They are not empty and meaningless, arbitrarily enacted and imposed for the mere sake of performing them they have provided over many, many years the basis and means for brethren to come together in a state of peace and brotherly love.
Protocol and Etiquette within the jurisdiction of the Grand Lodge of British Columbia and Yukon can be found in such publications as the Lodge Officers Guide and the Book of Constitutions and Regulations of The Most Worshipful Grand Lodge of Ancient, Free and Accepted Masons of British Columbia and Yukon and other publications on its website.
Within the book of Constitutions of Grand lodge, the protocol is established for many of the activities within the jurisdiction from Grand Lodge itself to the local Craft lodge.
The protocol surrounding the Annual Communication – how it is to be managed and the rank and precedence of those that attend and those that can vote.
The rank and order of officers within Grand Lodge, the order in which they are placed, and the titles to which they are entitled i.e.
Most Worshipful Grand Master is first, followed by Most Worshipful Immediate Grand Master, Right Worshipful Deputy Grand Master and so on ensures the stability of the organization by providing a continuance of duty and governance.
Protocol recognizes the rank and precedence of Grand Lodge officers and how they are situated in the suite of the Grand Master upon his official visits.
The Grand Lodge sets the rules for Freemasonry in British Columbia and Yukon. The Lodge officers Guide illustrates the required etiquette and both are commended for your reading.
15 Questions to Ponder Concerning Protocol & Etiquette in the Masonic Environment
1. When is it proper to use the Sign of Fidelity?
2. Is it appropriate to applaud when a brother completes a piece of work?
3. Using a cell phone in lodge during a meeting – is that OK?
4. Is it OK to speak or whisper during a degree?
5. It is proper to call a brother by his first name. i.e. Bro. Bob, or Wor. Bro. Harry, in the lodge room?
6. Can you wear jeans, shorts or sandals to a lodge meeting?
7. Rising and asking a question without being recognized by the Worshipful Master – is that OK?
8. Leaving the lodge room without the permission of the WM? – is it OK?
9. Crossing between the WM and the altar during an active meeting?
10. Taking a photograph in the lodge room while the V.o.S.L is open?
11. Does Masonic etiquette extend to email?
12. Can the ballot box be placed on the top of the V.oS.L – why or why not?
13. Grand Honours are given _____ times to the District Deputy Grand Master?
14. Loud clothing and sportswear can be appropriate attire for a lodge meeting?

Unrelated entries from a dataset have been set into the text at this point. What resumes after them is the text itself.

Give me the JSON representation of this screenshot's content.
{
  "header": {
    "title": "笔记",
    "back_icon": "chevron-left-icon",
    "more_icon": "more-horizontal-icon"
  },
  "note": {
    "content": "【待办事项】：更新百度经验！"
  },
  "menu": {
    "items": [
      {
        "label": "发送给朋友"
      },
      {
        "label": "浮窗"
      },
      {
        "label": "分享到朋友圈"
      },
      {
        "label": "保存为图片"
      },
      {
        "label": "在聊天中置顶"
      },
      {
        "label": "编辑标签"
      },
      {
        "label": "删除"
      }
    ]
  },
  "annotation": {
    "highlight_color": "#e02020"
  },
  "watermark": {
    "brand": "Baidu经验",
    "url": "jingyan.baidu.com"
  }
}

Yes or no, explain.
15. As we are in Canada – we should never have a toast to ‘The President of the United States during the festive board?
Bibliography & Sources
Protocol, the Complete Handbook of Diplomatic, Official and Social Usage, by Mary Jane McCaffree, Devon Publishing 1989.
The Etiquette of Freemasonry – A Handbook for the brethren by An Old Past Master (1890) published by Skyhorse Publishing 2012
Masonic Etiquette Today – A Modern Guide to Masonic Protocol and Practice by Graham Redman, Published by Lewis Masonic 2012
Masonic Etiquette: The Foundation of Making Good Men Better by Brother Michael A. Hernandez, St. George’s Lodge #6, F. & A.M
Lodge Officers Guide, Grand Lodge of British Columbia, and Yukon
Constitutions and Regulations Grand Lodge of British Columbia and Yukon
FREE DOWNLOAD: 100 FACTS ABOUT FREEMASONRY (ALMOST NOBODY KNOWS)
Join the 3,000+ Brethren from around the world inside our weekly Masonic newsletter and get our best selling ebook for free (usual value: $20).
About The Author:
This essay was offered by Chris Foxon, a MM in the Grand Lodge of BC and Yukon.
1 thought on “An Introduction To Masonic Protocol and Etiquette”
Reading the email on protocol and etiquette. Almost exactly the same rules apply in New South Wales Australia, therefore some things are universally applied and accepted.
A very informative synopsis, thank you, keep up the good work.